In conclusion, adopting composting toilet technology makes sense and has many advantages. Besides making us less vulnerable to infrastructure collapse by decentralizing, composting toilets are a significant means of water conservation. By their use, we show due respect to the miraculous and sacred substance which water is. Whether one adopts a pre-manufactured unit or custom designs a site-built model, there are several features which must be considered to decide which best suits your particular circumstances. If choosing a custom-built system, what is recommended here is a centralized or remote, double-vault fixed-batch or multiple-chamber rotating batch, urine-separating system. The elements of a composting toilet must be designed to, whether passively or actively, manage oxygen levels, temperature, moisture, C to N ratios, and pathogen levels. Such a system has many advantages environmentally and fiscally over centralized sewerage treatment facilities, and even over individual conventional septic tank and leach-field systems. Laws at present do not generally recognize this, but the trend will be toward more favorability as water conservation becomes an even more pressing need.
Baumgartner, Rhetta Jacobson Water: The Stuff of Life. American Dowser 32(2):9-11
Jenkins, Joseph C. The Humanure Handbook. 1999
Montaigue, Fen Water Pressure. National Geographic September 2002 202(3):2-33
Simon, Paul Tapped Out: The Coming World Crisis in Water and What We Can Do About It. 1998 US: Welcome Rain Publishers
Steinfeld, Carol and David Del Porto The Composting Toilet System Book: A Practical Guide to Choosing, Planning and Maintaining Composting Toile Systems, An Alternative to Sewer and Septic Systems. 1990
Utne Reader The drying game.

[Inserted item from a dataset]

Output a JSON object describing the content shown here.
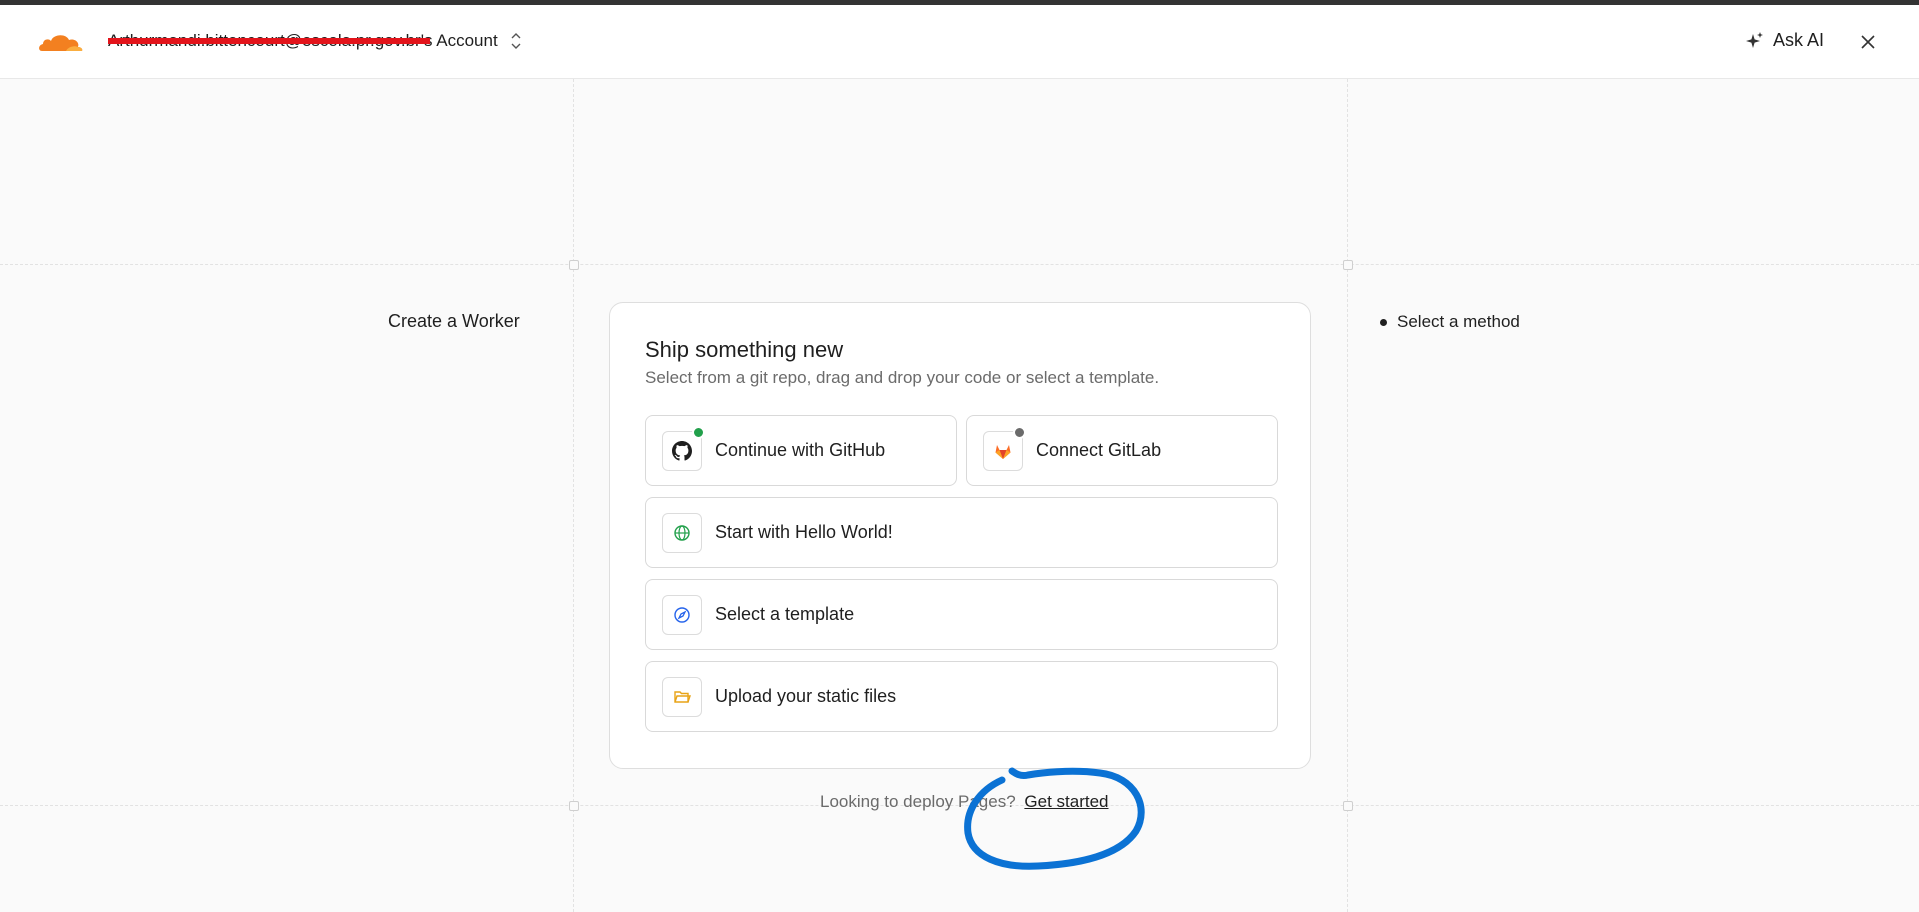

Der Spiegal May 25, 1992 in
Van der Ryn, Sim The Toilet Papers 1978
Ecovita (dealer of Separett and accessories),
(978) 318 7033 email@example.com www.ecovita,net
Clivus Multrum, Inc.,
Clivus New England, Inc.,
“CTS” Toilet Composting Toilet Systems,
(509) 447-3708 (888) 786-4538 firstname.lastname@example.org www.comtoilet.com
Envirolet Composting Toilet, Sancor Industries Ltd., 140-30 Milner Ave, Scarborough, Ontario M1S 3R3 Canada (416) 299-4818 1-800-387-5126 email@example.com wwwenvirolet.com
“Phoenix” Composting Toilet, Advanced Composting Systems, 195 Meadows Road, Whitefish, MT 59937 (406) 862-3854 firstname.lastname@example.org www.compostingtoilet.com dealer: Ben Goldberg, P.O. Box 550, Leeds, MA 01053 (413) 586-3699 (413) 237-7060 (cell) email@example.com